Maria Barrera is really far from home and hasn’t been able to return for a visit in more than a year. She is very close to her family — she is the oldest of three children being raised by her single mother — and feels badly that she can’t be home more to help her mom. “To go without seeing them for so long has been really hard,” she admits.
She definitely doesn’t take for granted the efforts she and her family are making for her to attend Goucher. “I’m really lucky to be here, and I know it,” Barrera says.
Her sense of gratitude is amply apparent in the incredible amount of time she spends helping others on and off Goucher’s campus.
Barrera started off her freshman year volunteering with Five-Star Tutoring Service, a program with which Goucher has partnered to provide after-school enrichment activities for elementary students. This year she worked at Barclay Elementary School in Baltimore City mentoring and providing enrichment programs for students. “The kids were amazing. They’re very funny and energetic, and I love spending my days with them,” she says. “They’re so affectionate and very curious, and they definitely speak their minds.”
Ever since she arrived on campus she also has been volunteering with the Futuro Latino Learning Center at Goucher College, which provides ESL classes, computer literacy training, Spanish-English conversation courses for adults, and a cultural enrichment program for children. She started out being an instructor in the basic computer class because she is a native speaker and could convey more specialized information to program participants.
But her passion has always been working with children, and she later asked the program director to work in the Hispanic cultural program for kids. She and the other volunteers only speak to the children in Spanish. “Even though they are Hispanic kids, their Spanish is horrible. Spanglish is a huge issue in our culture,” Barrera admits. “We encourage them to acknowledge where they come from and soak in their language and culture. I really like that.”

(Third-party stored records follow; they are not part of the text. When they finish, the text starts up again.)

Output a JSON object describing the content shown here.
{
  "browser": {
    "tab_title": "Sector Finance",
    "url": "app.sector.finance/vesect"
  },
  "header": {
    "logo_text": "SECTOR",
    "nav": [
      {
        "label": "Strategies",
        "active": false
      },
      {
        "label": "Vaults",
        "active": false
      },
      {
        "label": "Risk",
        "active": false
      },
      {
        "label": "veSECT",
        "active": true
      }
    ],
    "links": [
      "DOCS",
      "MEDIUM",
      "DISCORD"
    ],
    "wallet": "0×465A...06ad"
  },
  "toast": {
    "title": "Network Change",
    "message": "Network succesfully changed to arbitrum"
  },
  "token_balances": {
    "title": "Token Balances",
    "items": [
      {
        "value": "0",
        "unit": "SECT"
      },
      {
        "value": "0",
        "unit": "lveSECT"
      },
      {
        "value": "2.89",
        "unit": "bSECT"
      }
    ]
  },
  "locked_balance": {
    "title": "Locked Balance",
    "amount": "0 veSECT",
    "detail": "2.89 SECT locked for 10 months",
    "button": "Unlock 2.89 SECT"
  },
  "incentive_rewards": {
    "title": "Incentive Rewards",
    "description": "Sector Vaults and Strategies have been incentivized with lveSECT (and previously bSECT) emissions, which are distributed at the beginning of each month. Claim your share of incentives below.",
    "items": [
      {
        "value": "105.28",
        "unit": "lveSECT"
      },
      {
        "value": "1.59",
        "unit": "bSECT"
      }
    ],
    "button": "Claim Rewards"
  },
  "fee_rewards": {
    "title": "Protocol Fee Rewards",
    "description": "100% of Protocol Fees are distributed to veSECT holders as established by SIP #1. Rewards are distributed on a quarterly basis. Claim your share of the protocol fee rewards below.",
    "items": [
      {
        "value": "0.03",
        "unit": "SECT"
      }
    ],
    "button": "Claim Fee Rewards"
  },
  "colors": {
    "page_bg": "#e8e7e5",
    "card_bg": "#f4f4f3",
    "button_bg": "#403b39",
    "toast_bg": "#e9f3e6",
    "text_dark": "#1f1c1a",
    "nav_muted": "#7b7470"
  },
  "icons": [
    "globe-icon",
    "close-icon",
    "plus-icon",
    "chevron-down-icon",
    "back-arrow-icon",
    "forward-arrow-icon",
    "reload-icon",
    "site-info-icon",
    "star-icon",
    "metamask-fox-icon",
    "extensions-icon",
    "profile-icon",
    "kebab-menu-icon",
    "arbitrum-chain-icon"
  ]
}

Her work at the Futuro Latino Learning Center has also evolved into another great opportunity for Barrera and an additional way for her to give back to others. She will help two members of the Department of Hispanic Languages, Literatures, and Cultures with “Una Mejor Vida: Latino Voices on Survival and Transformation,” a program funded by a Goucher Innovation Grant to conduct interviews with participants from the Futuro Latino Learning Center about their immigration experiences.
“The program’s participants are so excited and appreciative for what we do for them at the center. They want to give back,” Barrera says. “They are very excited because they want the Hispanic immigrant community’s voice to be heard, and they want to straighten out stereotypes about them.”
So while Barrera is long way from home to attend Goucher, she spends a lot of time with others who are also diligently striving for better prospects. This helps her keep things in perspective. “I’m really seeing all the opportunities I have and things I can do,” she says. “I’m so glad to be here, and I really appreciate the education that I am getting.”